The town where this happens during a six month period is called Taiji – the sister town of WA’s own coastal resort town of Broome.

The cruelty we saw is made all the more macabre by the fact that Taiji gives the impression of loving dolphins as part of its tourism trade.

There is a Dolphin Resort Hotel, daily dolphin performances at the town’s whale museum and one of the first statues you see when you enter the town six hours south of Tokyo is that of a smiling striped dolphin.

Taiji town officials and fishermen’s union won’t surrender to mounting international pressure and the Japanese government says it won’t interfere.

The argument of tradition and culture is used as a defence, but evidence of high mercury levels in the dolphins is finally shrinking the meat market exploited by the fishermen.
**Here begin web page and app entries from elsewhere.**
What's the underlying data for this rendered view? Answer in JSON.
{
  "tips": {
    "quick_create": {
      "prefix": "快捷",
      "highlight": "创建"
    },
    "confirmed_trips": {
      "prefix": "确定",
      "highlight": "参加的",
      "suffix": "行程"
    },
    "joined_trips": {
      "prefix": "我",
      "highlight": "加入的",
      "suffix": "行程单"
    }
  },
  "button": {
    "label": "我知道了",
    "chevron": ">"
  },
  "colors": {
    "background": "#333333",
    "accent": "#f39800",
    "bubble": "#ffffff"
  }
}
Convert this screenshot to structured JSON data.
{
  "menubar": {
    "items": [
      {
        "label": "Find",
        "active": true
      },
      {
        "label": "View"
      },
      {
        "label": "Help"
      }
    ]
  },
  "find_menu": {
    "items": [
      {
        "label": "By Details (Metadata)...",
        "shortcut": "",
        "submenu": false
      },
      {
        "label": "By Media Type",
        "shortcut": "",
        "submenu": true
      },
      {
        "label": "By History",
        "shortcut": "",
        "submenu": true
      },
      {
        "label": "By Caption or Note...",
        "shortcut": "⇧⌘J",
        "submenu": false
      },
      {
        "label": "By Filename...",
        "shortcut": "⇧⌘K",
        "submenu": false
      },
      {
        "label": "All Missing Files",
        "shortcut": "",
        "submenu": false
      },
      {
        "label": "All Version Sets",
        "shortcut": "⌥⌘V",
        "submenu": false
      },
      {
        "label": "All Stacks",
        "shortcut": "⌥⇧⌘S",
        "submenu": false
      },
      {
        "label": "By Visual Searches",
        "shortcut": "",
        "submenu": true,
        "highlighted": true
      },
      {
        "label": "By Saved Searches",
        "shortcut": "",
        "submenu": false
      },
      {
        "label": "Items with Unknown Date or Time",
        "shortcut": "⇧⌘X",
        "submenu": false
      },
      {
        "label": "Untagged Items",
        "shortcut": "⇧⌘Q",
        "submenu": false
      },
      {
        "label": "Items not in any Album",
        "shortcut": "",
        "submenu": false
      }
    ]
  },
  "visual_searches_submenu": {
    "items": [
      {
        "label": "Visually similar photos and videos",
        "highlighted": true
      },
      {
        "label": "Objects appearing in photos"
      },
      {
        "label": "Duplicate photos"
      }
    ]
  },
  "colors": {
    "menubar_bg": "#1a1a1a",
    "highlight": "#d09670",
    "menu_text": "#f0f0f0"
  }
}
Click here to see Steve Ferrier’s soundslide from Taiji

Warning: This soundslide contains images which some viewers may find disturbing

Have your say by clicking here

Friday, September 12, 2008

Dolphin Meat: Request for Warning Label

Each year, more than 20,000 dolphins and other small whales are killed and slaughtered in Japan. The official reason for the killing of dolphins is to provide the Japanese people with dolphin meat. "Eating dolphins is part of our culture," the dolphin hunters have told us again and again. But very few people in Japan actually eat the meat.

Ignoring the fact that dolphin meat is highly contaminated with mercury, the Japanese government introduced dolphin and whale meat to children's school lunch programs, in what we see as a rather desperate attempt to support their argument that the Japanese dolphin slaughter in an issue of food culture. The government had to pull the meat from the lunch programs, however, when the scandalous facts about mercury contamination were publicized. The killing of dolphins must stop. The Japanese people have a right to know that the dolphin meat distributed to their super markets is poisonous.

We demand that a label be placed on each and every package of dolphin meat, warning the Japanese consumers of the serious health hazards associated with mercury consumption.

You can help accomplish our goal.

Please write a respectful, short letter to Ms. Seiko Noda, Japan's Minister of Consumer Affairs, Food Safety and Science and Technology. Her e-mail address is:

Please CC The World Health Organization:

Dr. Maria NEIRA, Director
Department of Public Health and Environment
World Health Organization